Oral and Maxillofacial Surgery

Cats and dogs also present with diseases and conditions that require oral or maxillofacial surgery. The most common conditions include traumatic injuries, such as fractures or lacerations; palatal defects, such as oronasal fistula and cleft palate; and oral tumors. 

Many patients with traumatic injuries are initially treated by the Emergency and Critical Care Service for initial stabilization, and are then transferred to the Dentistry and Oral Surgery Service for specific maxillofacial procedures. To diagnose their injuries, typically x-rays and/or CT scanning are performed.

The treatment approach and techniques differ with each case and depend on a variety of factors. The outcome and prognosis of most maxillofacial traumatic injuries is good.

Patients with oral tumors typically require an initial appointment where we conduct an examination and imaging scans to determine the exact nature of the tumor and any associated disease. After a precise diagnosis is made, many oral tumors can be removed surgically. Often times, the Oncology Service will recommend additional treatments such as chemotherapy or radiation. The outcome and prognosis of patients with oral tumors varies, and depends on the exact nature of the tumor and stage of the disease.

Patients with palatal defects typically undergo definitive surgical repair after a planning session that may include CT imaging. Depending on the size and location of the defect, final correction may require a multi-stage approach. The outcome of palatal defect repair is usually good.

Success Stories

Maxillofacial Reconstruction for "Bella" Dasson


Brown dog on a beach and a CT image showing before and after jaw repairBella is a dog that was involved in a serious car accident when she was 11 months old. Even though her owners did not witness the accident and were not there to help her immediately, Bella had the strength and courage to make it back home on her own. As soon as her owners realized what had happened, they took Bella to a local emergency clinic, where she was stabilized and referred to Cornell’s Emergency and Critical Care Service. When she arrived at our hospital, she had multiple maxillofacial injuries, as well as a fractured right front limb.

The next day, we performed a CT scan of Bella's head to better document the extent and severity of the injuries sustained to her face. Bella’s upper and lower jaws had multiple, severe fractures. Without surgery, she would have been permanently disfigured and disabled. Bella was transferred to the Dentistry and Oral Surgery Service for repair of her maxillofacial injuries and facial reconstruction. Dr. Santiago Peralta performed the surgery assisted by Shantell Hassey, a fourth-year veterinary student.

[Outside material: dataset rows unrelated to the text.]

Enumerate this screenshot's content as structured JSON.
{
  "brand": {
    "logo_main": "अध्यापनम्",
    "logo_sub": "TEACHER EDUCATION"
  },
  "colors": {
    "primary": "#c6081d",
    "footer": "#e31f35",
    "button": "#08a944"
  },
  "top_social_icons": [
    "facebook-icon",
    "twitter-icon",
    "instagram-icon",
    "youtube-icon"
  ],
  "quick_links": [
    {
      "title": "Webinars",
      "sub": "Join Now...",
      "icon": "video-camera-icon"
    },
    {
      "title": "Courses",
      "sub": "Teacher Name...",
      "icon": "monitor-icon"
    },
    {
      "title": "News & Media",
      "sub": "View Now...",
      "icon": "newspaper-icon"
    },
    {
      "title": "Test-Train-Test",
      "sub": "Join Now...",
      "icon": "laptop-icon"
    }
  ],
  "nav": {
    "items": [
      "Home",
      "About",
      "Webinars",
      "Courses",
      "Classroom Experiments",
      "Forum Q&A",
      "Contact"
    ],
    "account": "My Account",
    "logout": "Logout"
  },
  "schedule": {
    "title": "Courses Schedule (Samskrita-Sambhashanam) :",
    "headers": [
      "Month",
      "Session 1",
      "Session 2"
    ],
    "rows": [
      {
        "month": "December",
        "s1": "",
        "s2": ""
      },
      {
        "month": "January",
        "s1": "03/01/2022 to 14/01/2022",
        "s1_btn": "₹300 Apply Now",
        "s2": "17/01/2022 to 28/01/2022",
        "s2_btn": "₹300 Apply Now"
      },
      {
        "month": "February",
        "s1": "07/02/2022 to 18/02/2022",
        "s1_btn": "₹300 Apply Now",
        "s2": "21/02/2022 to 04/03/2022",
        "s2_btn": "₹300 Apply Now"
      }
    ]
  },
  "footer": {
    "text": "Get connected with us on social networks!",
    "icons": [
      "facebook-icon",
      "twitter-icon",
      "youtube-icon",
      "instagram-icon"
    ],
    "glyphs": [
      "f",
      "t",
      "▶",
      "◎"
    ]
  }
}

The procedure took a total of 7 hours to complete; the results could not have been better, however. We were able to stabilize her fractures and properly align her bones during the surgery, our orthopedic service also casted Bella’s fractured right front limb. After surgery we monitored Bella in our Intensive Care Unit overnight.

Bella recovered incredibly well and was discharged to her family the day after surgery. Although we placed a feeding tube during surgery in case she was not able to eat on her own while her injuries healed, Bella started eating without assistance within the first 24 hours after surgery. Bella required one more surgical procedure a few weeks after her maxillofacial injuries healed to address some dental injuries. Today, Bella is completely healthy, both physically and emotionally, and is enjoying her life to the fullest.

Related Info

The American Veterinary Dental College
The American Veterinary Dental College is recognized as the specialist certification organization in veterinary dentistry in North America by the American Board of Veterinary Specialties. AVDC diplomats are veterinary dental specialists.

American Veterinary Dental Society
The American Veterinary Dental Society is a non-profit organizations created to advance the knowledge, education, and awareness of veterinary dentistry and increase awareness of the importance of this facet of animal medicine.

Veterinary Oral Health Council
The Veterinary Oral Health Council is an independent organization that awards a registered seal to products intended to help retard plaque and tartar on the teeth of animals.